In 1907, the entire French part of the Mediterranean Arc experienced a series of powerful, devastating floods in 1907.
Five major floods hit various areas killing at least 25 people. The Departments of the Gard and Hérault were the first to be flooded from 2 to 28 September, followed by the Lozère and Ardèche on 8 and 9 October, with ‘Mediterranean episode’ downpours.
On 12 to 13 October, the Aude and the Pyrénées-Orientales were in the firing line while floodwaters once again returned to the Gard and the Hérault Departments on 15 and 17 October.
Finally, Occitanie was again flooded from 6 to 9 November (Aude, Hérault, Aveyron) as was Provence (Vaucluse and Bouches-du-Rhône).

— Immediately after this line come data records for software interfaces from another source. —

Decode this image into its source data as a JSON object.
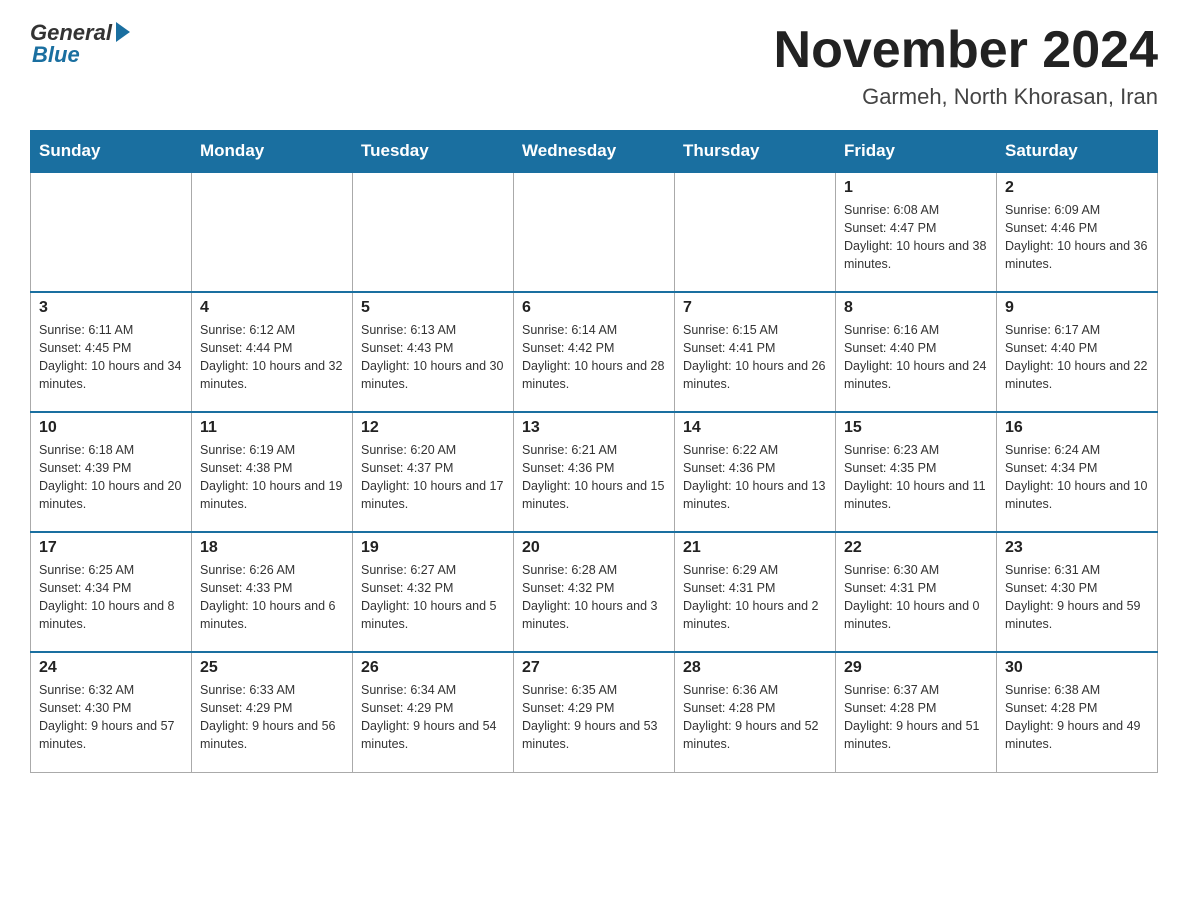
{
  "header": {
    "logo": {
      "general": "General",
      "blue": "Blue"
    },
    "title": "November 2024",
    "location": "Garmeh, North Khorasan, Iran"
  },
  "weekdays": [
    "Sunday",
    "Monday",
    "Tuesday",
    "Wednesday",
    "Thursday",
    "Friday",
    "Saturday"
  ],
  "weeks": [
    [
      {
        "day": "",
        "info": ""
      },
      {
        "day": "",
        "info": ""
      },
      {
        "day": "",
        "info": ""
      },
      {
        "day": "",
        "info": ""
      },
      {
        "day": "",
        "info": ""
      },
      {
        "day": "1",
        "info": "Sunrise: 6:08 AM\nSunset: 4:47 PM\nDaylight: 10 hours and 38 minutes."
      },
      {
        "day": "2",
        "info": "Sunrise: 6:09 AM\nSunset: 4:46 PM\nDaylight: 10 hours and 36 minutes."
      }
    ],
    [
      {
        "day": "3",
        "info": "Sunrise: 6:11 AM\nSunset: 4:45 PM\nDaylight: 10 hours and 34 minutes."
      },
      {
        "day": "4",
        "info": "Sunrise: 6:12 AM\nSunset: 4:44 PM\nDaylight: 10 hours and 32 minutes."
      },
      {
        "day": "5",
        "info": "Sunrise: 6:13 AM\nSunset: 4:43 PM\nDaylight: 10 hours and 30 minutes."
      },
      {
        "day": "6",
        "info": "Sunrise: 6:14 AM\nSunset: 4:42 PM\nDaylight: 10 hours and 28 minutes."
      },
      {
        "day": "7",
        "info": "Sunrise: 6:15 AM\nSunset: 4:41 PM\nDaylight: 10 hours and 26 minutes."
      },
      {
        "day": "8",
        "info": "Sunrise: 6:16 AM\nSunset: 4:40 PM\nDaylight: 10 hours and 24 minutes."
      },
      {
        "day": "9",
        "info": "Sunrise: 6:17 AM\nSunset: 4:40 PM\nDaylight: 10 hours and 22 minutes."
      }
    ],
    [
      {
        "day": "10",
        "info": "Sunrise: 6:18 AM\nSunset: 4:39 PM\nDaylight: 10 hours and 20 minutes."
      },
      {
        "day": "11",
        "info": "Sunrise: 6:19 AM\nSunset: 4:38 PM\nDaylight: 10 hours and 19 minutes."
      },
      {
        "day": "12",
        "info": "Sunrise: 6:20 AM\nSunset: 4:37 PM\nDaylight: 10 hours and 17 minutes."
      },
      {
        "day": "13",
        "info": "Sunrise: 6:21 AM\nSunset: 4:36 PM\nDaylight: 10 hours and 15 minutes."
      },
      {
        "day": "14",
        "info": "Sunrise: 6:22 AM\nSunset: 4:36 PM\nDaylight: 10 hours and 13 minutes."
      },
      {
        "day": "15",
        "info": "Sunrise: 6:23 AM\nSunset: 4:35 PM\nDaylight: 10 hours and 11 minutes."
      },
      {
        "day": "16",
        "info": "Sunrise: 6:24 AM\nSunset: 4:34 PM\nDaylight: 10 hours and 10 minutes."
      }
    ],
    [
      {
        "day": "17",
        "info": "Sunrise: 6:25 AM\nSunset: 4:34 PM\nDaylight: 10 hours and 8 minutes."
      },
      {
        "day": "18",
        "info": "Sunrise: 6:26 AM\nSunset: 4:33 PM\nDaylight: 10 hours and 6 minutes."
      },
      {
        "day": "19",
        "info": "Sunrise: 6:27 AM\nSunset: 4:32 PM\nDaylight: 10 hours and 5 minutes."
      },
      {
        "day": "20",
        "info": "Sunrise: 6:28 AM\nSunset: 4:32 PM\nDaylight: 10 hours and 3 minutes."
      },
      {
        "day": "21",
        "info": "Sunrise: 6:29 AM\nSunset: 4:31 PM\nDaylight: 10 hours and 2 minutes."
      },
      {
        "day": "22",
        "info": "Sunrise: 6:30 AM\nSunset: 4:31 PM\nDaylight: 10 hours and 0 minutes."
      },
      {
        "day": "23",
        "info": "Sunrise: 6:31 AM\nSunset: 4:30 PM\nDaylight: 9 hours and 59 minutes."
      }
    ],
    [
      {
        "day": "24",
        "info": "Sunrise: 6:32 AM\nSunset: 4:30 PM\nDaylight: 9 hours and 57 minutes."
      },
      {
        "day": "25",
        "info": "Sunrise: 6:33 AM\nSunset: 4:29 PM\nDaylight: 9 hours and 56 minutes."
      },
      {
        "day": "26",
        "info": "Sunrise: 6:34 AM\nSunset: 4:29 PM\nDaylight: 9 hours and 54 minutes."
      },
      {
        "day": "27",
        "info": "Sunrise: 6:35 AM\nSunset: 4:29 PM\nDaylight: 9 hours and 53 minutes."
      },
      {
        "day": "28",
        "info": "Sunrise: 6:36 AM\nSunset: 4:28 PM\nDaylight: 9 hours and 52 minutes."
      },
      {
        "day": "29",
        "info": "Sunrise: 6:37 AM\nSunset: 4:28 PM\nDaylight: 9 hours and 51 minutes."
      },
      {
        "day": "30",
        "info": "Sunrise: 6:38 AM\nSunset: 4:28 PM\nDaylight: 9 hours and 49 minutes."
      }
    ]
  ]
}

“As morning broke on 28 September, the town was in a pitiful state requiring a lengthy description.
On the esplanade, and wooden arenas had been swept away, the streets gouged out by the current and most blocked by various debris, while some were turned into muddy swamps.

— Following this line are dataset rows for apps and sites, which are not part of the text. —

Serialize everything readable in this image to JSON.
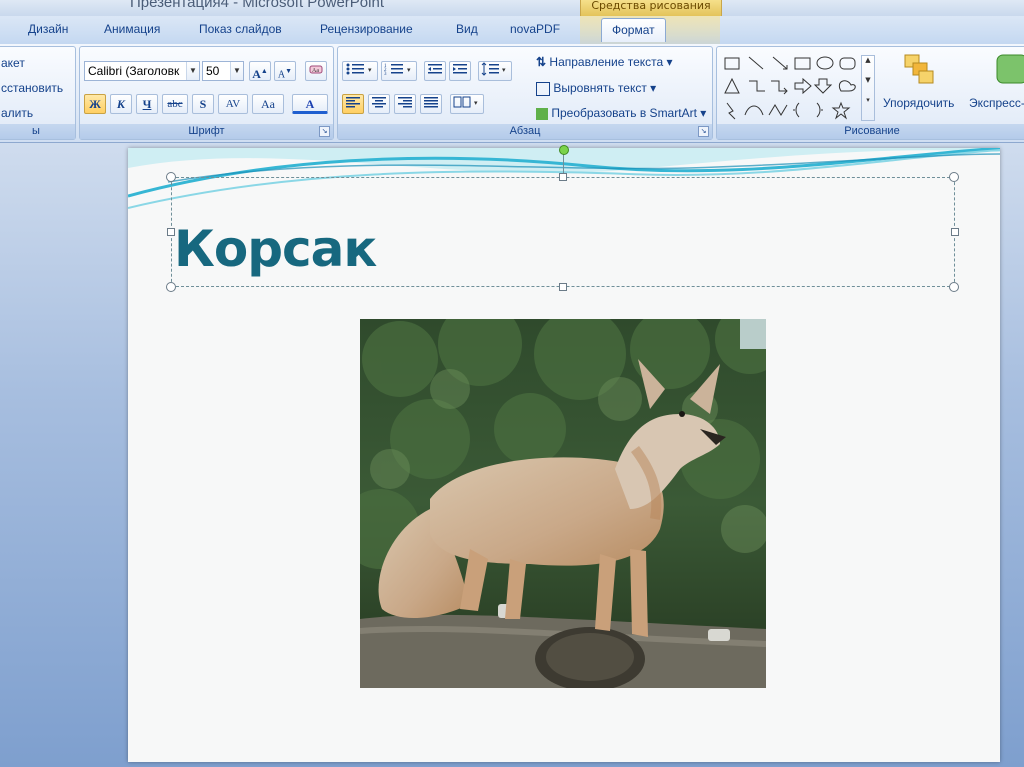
{
  "window": {
    "title": "Презентация4 - Microsoft PowerPoint",
    "context_tab_group": "Средства рисования"
  },
  "tabs": [
    {
      "label": "Дизайн"
    },
    {
      "label": "Анимация"
    },
    {
      "label": "Показ слайдов"
    },
    {
      "label": "Рецензирование"
    },
    {
      "label": "Вид"
    },
    {
      "label": "novaPDF"
    },
    {
      "label": "Формат"
    }
  ],
  "ribbon": {
    "slides_group": {
      "items": [
        "акет",
        "сстановить",
        "алить"
      ],
      "label": "ы"
    },
    "font_group": {
      "label": "Шрифт",
      "font_name": "Calibri (Заголовк",
      "font_size": "50",
      "buttons": {
        "bold": "Ж",
        "italic": "К",
        "underline": "Ч",
        "strike": "abc",
        "shadow": "S",
        "spacing": "AV",
        "case": "Aa",
        "color": "A"
      }
    },
    "paragraph_group": {
      "label": "Абзац",
      "text_direction": "Направление текста",
      "align_text": "Выровнять текст",
      "convert_smartart": "Преобразовать в SmartArt"
    },
    "drawing_group": {
      "label": "Рисование",
      "arrange": "Упорядочить",
      "quick_styles": "Экспресс-"
    }
  },
  "slide": {
    "title": "Корсак"
  },
  "colors": {
    "title_text": "#17687f",
    "ribbon_text": "#15428b"
  }
}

Houses in the neighbourhood around the bridge had been torn apart by tree trunks that turned into battering rams in the floodwater, forcing their way through the most solid obstacles. Seven horses and a cow were found dead. In short, everywhere was a scene of devastation, made worse by a lack of drinking water and gas as the local production plant had been flooded”.

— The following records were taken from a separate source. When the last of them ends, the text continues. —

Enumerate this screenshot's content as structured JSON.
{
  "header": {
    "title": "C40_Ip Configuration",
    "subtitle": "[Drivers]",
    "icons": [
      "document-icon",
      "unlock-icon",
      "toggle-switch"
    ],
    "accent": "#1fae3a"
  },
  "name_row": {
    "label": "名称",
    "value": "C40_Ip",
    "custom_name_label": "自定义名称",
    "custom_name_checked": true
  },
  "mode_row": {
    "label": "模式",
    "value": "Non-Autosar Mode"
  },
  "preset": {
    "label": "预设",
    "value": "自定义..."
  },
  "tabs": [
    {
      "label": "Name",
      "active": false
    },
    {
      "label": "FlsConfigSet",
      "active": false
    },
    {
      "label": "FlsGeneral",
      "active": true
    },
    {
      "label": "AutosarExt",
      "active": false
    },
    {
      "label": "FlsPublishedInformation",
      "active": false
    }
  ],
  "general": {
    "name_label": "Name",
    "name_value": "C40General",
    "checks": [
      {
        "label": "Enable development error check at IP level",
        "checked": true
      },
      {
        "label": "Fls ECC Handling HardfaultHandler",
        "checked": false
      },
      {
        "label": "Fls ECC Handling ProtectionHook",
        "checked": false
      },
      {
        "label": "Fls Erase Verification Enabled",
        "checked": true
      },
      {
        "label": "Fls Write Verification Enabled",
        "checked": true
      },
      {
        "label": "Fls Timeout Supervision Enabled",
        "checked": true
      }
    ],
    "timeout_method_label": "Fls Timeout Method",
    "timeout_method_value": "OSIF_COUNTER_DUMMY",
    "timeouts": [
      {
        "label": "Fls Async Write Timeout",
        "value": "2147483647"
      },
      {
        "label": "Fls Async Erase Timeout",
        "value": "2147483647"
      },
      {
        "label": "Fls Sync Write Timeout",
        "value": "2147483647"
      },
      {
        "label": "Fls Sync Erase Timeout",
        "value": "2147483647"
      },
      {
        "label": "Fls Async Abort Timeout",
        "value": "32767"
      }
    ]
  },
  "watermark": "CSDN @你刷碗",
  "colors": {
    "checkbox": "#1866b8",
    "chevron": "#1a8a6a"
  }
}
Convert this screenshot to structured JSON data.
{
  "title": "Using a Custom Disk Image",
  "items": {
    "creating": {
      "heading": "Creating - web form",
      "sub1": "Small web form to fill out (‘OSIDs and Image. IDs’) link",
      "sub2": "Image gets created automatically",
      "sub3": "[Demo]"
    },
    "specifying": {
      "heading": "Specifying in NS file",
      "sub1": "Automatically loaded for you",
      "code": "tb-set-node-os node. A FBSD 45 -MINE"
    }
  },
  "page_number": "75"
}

Extract from “Le Vidourle et ses vidourlades”, by Ivan Gaussen, published by Le Livre d’Histoire.
In Apt (84) the Calavon River rose on 8 November.
The writing at the top of the postcard reads:
“Vines and trees were swept away at Uncle Ode’s. It’s an unmitigated disaster”,
while lower down, is written, “Yesterday evening at 7 pm, the bridge was completely underwater”.
Providing yet more useful details, the reverse side reads,
“Rose arrived in good health but in pouring rain that is still falling as I write. We are flooded, the Calavon has breached its banks and is washing away the bridges. There is 1.5 m of water in the lower part of the Rue de la République but it hasn’t yet reached our house. There is 2.5 m of water in the cellar at my father-in-law’s house and the water has carried away barrels full of wine that were stored there”.
Source collection Jean-Paul Jouval.